The relentless pace of 8 or 9 hours cycling each day, broken only with short rest stops to eat and then sleep at night, made it difficult to put the book down. I found myself routing for James and wanting him to reach his daily target of 120 miles. At the end of each day's cycling the book displays a statistics summary showing the mileage and average speed. I was cheering inside when the daily target was exceeded on particularly challenging days and James has quite a few of these. In particular, his journey across Poland was marred with horrendous knee pain.
I found it fascinating to read about the logistics of a trip like this. For example, although James travels with a tent it is sometimes a dilemma for him to choose the tent or a hotel for a night. The advantage of hotels is that it saves time in the morning as there is no need to pack up the tent and gear and allows an opportunity to dry out soaking wet clothes using a hairdryer. However, the disadvantage is that hotels can restrict the route and mean that James might have to stop short of his mileage target. The record attempt requires meticulous record keeping, such as photos, stats from a cycle computer, a log book and witness signatures. Despite being exhausted in the evening James must spend time on this paperwork. Food is simply fuel on this journey, so you will learn nothing of the wonderful foods of Europe. Fast food, kebabs and whatever can be found in petrol stations end up being a mainstay of James' diet, although he does describe the joy of French patisserie.
I liked the inclusion of James' photographs of the journey, appearing every few pages- camping spots, hotel rooms, the open road. They add to the pace of the book, brief impressions of places, just passing through, life on the road.
With a record attempt it inevitably means that there is simply no time to enjoy the sites of the countries that James powers through. There are very few encounters with local people; this is very much a solo affair. There are some short interactions with other cyclists. There are some descriptions of pretty towns and scenery, but nothing too detailed. If you are looking for more of a cycle travelogue you will not find it here, but that's not what this book is about. If you have ever wondered about taking on a long distance cycling record then this book will give you a very honest account of what it involves and it is no vacation, that's for sure!
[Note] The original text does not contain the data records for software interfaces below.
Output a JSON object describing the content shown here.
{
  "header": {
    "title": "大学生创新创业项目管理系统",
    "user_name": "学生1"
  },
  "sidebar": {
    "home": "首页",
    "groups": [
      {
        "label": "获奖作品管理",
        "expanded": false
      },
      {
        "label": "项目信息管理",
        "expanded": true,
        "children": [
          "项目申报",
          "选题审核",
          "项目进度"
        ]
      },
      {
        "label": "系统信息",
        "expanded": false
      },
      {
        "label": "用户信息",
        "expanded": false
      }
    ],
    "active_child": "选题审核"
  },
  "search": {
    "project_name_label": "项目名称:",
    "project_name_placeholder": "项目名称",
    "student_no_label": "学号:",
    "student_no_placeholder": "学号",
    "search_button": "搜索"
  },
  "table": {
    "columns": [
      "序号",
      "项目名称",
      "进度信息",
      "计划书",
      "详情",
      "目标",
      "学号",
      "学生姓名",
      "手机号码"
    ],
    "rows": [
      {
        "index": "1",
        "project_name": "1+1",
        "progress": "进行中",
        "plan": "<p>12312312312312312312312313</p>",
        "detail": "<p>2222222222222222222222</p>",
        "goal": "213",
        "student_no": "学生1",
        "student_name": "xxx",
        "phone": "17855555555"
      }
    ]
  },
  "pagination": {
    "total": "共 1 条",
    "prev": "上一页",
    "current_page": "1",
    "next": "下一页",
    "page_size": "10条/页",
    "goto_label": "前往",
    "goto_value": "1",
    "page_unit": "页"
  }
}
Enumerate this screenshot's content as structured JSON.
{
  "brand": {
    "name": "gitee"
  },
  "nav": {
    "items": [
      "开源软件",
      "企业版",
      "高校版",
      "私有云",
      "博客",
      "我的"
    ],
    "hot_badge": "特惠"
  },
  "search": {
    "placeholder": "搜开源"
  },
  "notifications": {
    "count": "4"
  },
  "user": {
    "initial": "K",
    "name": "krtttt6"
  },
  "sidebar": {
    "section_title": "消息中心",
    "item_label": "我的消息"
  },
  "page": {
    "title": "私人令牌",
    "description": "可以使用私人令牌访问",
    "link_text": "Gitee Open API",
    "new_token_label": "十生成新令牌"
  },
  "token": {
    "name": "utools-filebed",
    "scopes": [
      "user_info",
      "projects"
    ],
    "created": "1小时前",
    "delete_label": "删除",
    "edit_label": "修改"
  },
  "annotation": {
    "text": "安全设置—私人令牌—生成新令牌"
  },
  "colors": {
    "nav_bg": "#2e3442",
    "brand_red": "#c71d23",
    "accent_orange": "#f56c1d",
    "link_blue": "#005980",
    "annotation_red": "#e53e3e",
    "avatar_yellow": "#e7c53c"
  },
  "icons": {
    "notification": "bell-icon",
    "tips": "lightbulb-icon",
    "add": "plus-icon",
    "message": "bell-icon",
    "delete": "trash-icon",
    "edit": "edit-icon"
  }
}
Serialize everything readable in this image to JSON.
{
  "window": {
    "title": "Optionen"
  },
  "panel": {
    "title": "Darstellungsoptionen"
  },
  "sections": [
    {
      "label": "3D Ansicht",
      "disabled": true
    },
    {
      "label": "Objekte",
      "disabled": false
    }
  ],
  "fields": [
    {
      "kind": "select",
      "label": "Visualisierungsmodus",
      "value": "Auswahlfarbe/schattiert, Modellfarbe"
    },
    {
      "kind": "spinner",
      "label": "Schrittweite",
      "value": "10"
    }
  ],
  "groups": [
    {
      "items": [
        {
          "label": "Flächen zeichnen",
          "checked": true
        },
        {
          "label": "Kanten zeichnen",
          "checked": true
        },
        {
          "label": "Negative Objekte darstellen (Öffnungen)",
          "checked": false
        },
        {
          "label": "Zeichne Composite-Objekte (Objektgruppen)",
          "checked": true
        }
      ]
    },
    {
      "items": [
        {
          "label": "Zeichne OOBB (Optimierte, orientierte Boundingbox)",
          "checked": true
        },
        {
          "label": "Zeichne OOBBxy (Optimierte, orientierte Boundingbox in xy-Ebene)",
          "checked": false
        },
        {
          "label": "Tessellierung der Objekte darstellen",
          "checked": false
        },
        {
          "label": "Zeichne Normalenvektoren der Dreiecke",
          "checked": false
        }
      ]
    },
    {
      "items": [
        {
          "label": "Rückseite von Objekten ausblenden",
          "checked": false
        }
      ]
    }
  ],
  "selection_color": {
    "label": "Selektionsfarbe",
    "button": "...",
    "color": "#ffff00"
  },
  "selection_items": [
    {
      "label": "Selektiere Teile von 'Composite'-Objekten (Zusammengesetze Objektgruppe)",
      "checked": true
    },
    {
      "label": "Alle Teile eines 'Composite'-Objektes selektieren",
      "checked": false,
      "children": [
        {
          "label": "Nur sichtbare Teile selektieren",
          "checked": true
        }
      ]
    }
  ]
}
The final few pages of the book are an amazing adrenaline rush as James reaches the end of the journey, it's great writing.
I really enjoyed this book and if you would like to buy it on Amazon just click on the image below:
My name is Colin Baird and I want to see all of Scotland by bicycle. Follow my blog on Facebook: